Written by Andy Lencina
Espadrilles have been made in Pyrennean Catalonia (Spain) since at least the XIV century. There are shops still in existence that have been making espadrilles for over a century.
Traditional espadrilles have canvas upper with the toe and vamp cut in one piece. Often they would have laces at the throat that would be wrapped around the ankle to hold the shoes. This gives the shoe a modern and feminine aesthetic.
Today, espadrilles are still extremely popular in the fashion world, especially in the summer. The simplicity of this shoe makes it versatile and therefore easy to match with all sorts of different styles.
Each season we see great designers like Valentino or Chanel bet on this trend by creating unique and adapted to current fashion models.
If the espadrille has already been around for 4000 years then it’s not about to go out of fashion now. Long live espadrilles!
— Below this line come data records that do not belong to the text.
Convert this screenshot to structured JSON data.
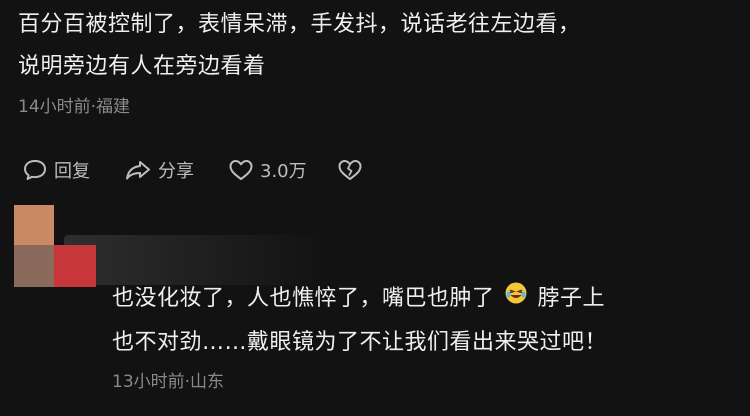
{
  "comment1": {
    "text": "百分百被控制了，表情呆滞，手发抖，说话老往左边看，\n说明旁边有人在旁边看着",
    "meta": "14小时前·福建"
  },
  "actions": {
    "reply_label": "回复",
    "share_label": "分享",
    "like_count": "3.0万"
  },
  "comment2": {
    "text_part1": "也没化妆了，人也憔悴了，嘴巴也肿了",
    "text_part2": "脖子上\n也不对劲……戴眼镜为了不让我们看出来哭过吧！",
    "emoji": "laughing-crying-emoji",
    "meta": "13小时前·山东"
  },
  "avatar": {
    "colors": [
      "#c98a64",
      "#8a6a5a",
      "#b55d46",
      "#c7363a"
    ]
  },
  "colors": {
    "background": "#121212",
    "text": "#efefef",
    "meta": "#8a8a8a",
    "action": "#bdbdbd"
  }
}
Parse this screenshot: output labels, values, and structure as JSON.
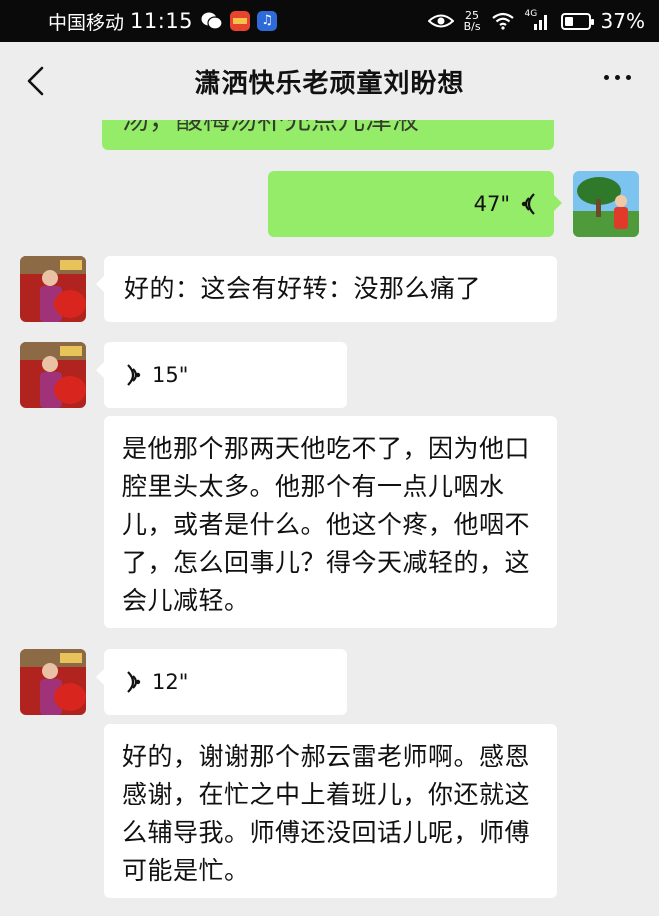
{
  "status_bar": {
    "carrier": "中国移动",
    "time": "11:15",
    "net_speed_top": "25",
    "net_speed_bottom": "B/s",
    "signal_label": "4G",
    "battery_percent": "37%",
    "battery_level": 0.37
  },
  "nav": {
    "title": "潇洒快乐老顽童刘盼想"
  },
  "messages": {
    "partial_top_text": "汤，酸梅汤补充点儿津液",
    "voice_outgoing_duration": "47\"",
    "text_incoming_1": "好的：这会有好转：没那么痛了",
    "voice_incoming_1_duration": "15\"",
    "transcript_1": "是他那个那两天他吃不了，因为他口腔里头太多。他那个有一点儿咽水儿，或者是什么。他这个疼，他咽不了，怎么回事儿？得今天减轻的，这会儿减轻。",
    "voice_incoming_2_duration": "12\"",
    "transcript_2": "好的，谢谢那个郝云雷老师啊。感恩感谢，在忙之中上着班儿，你还就这么辅导我。师傅还没回话儿呢，师傅可能是忙。"
  },
  "colors": {
    "bubble_green": "#95ec69",
    "bubble_white": "#ffffff",
    "chat_background": "#ededed",
    "status_bar": "#0a0a0a"
  }
}
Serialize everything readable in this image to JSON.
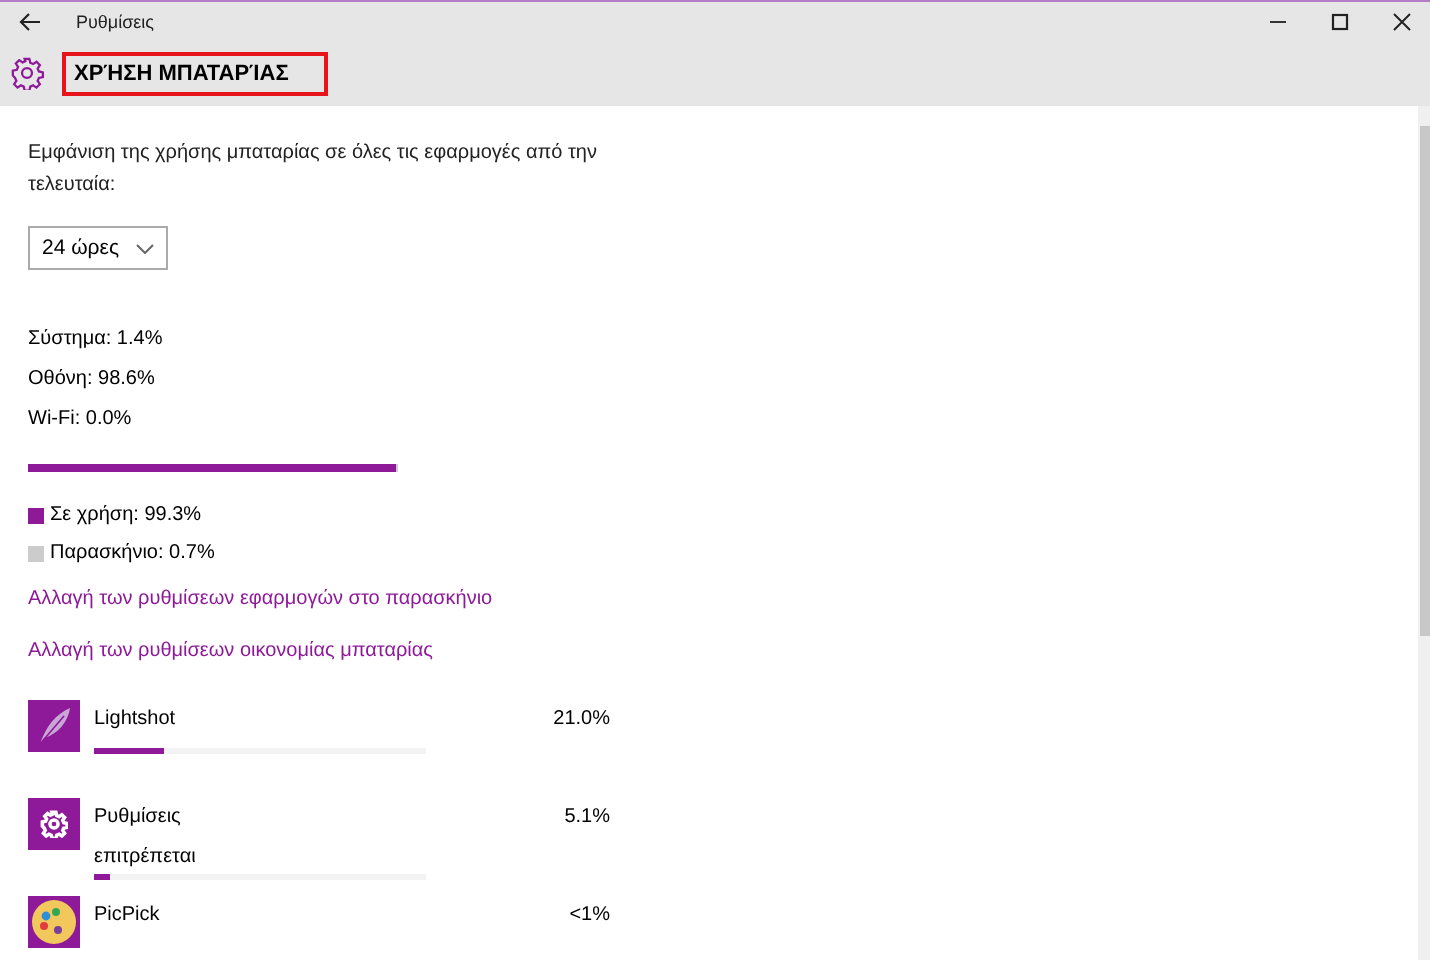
{
  "window": {
    "title": "Ρυθμίσεις"
  },
  "header": {
    "title": "ΧΡΉΣΗ ΜΠΑΤΑΡΊΑΣ",
    "highlighted": true
  },
  "description": "Εμφάνιση της χρήσης μπαταρίας σε όλες τις εφαρμογές από την τελευταία:",
  "period_dropdown": {
    "value": "24 ώρες"
  },
  "breakdown": [
    "Σύστημα: 1.4%",
    "Οθόνη: 98.6%",
    "Wi-Fi: 0.0%"
  ],
  "usage_bar": {
    "level": 0.993
  },
  "legend": [
    {
      "label": "Σε χρήση: 99.3%",
      "color": "#8e1a9a"
    },
    {
      "label": "Παρασκήνιο: 0.7%",
      "color": "#cccccc"
    }
  ],
  "links": [
    "Αλλαγή των ρυθμίσεων εφαρμογών στο παρασκήνιο",
    "Αλλαγή των ρυθμίσεων οικονομίας μπαταρίας"
  ],
  "apps": [
    {
      "name": "Lightshot",
      "kind": "feather",
      "percent": "21.0%",
      "level": 0.21
    },
    {
      "name": "Ρυθμίσεις",
      "kind": "gear",
      "percent": "5.1%",
      "status": "επιτρέπεται",
      "level": 0.051
    },
    {
      "name": "PicPick",
      "kind": "palette",
      "percent": "<1%"
    }
  ]
}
Regarding the manufacturing, it is generally more complex than that of regular sandals. The jute soles are the most critical part. The jute twines are first machine-braided. These braids are then manually formed into the shape of the sole and hydraulically pressed with heat to form the final shape, and completed with vertical stitching. These basic soles are then vulcanized underneath.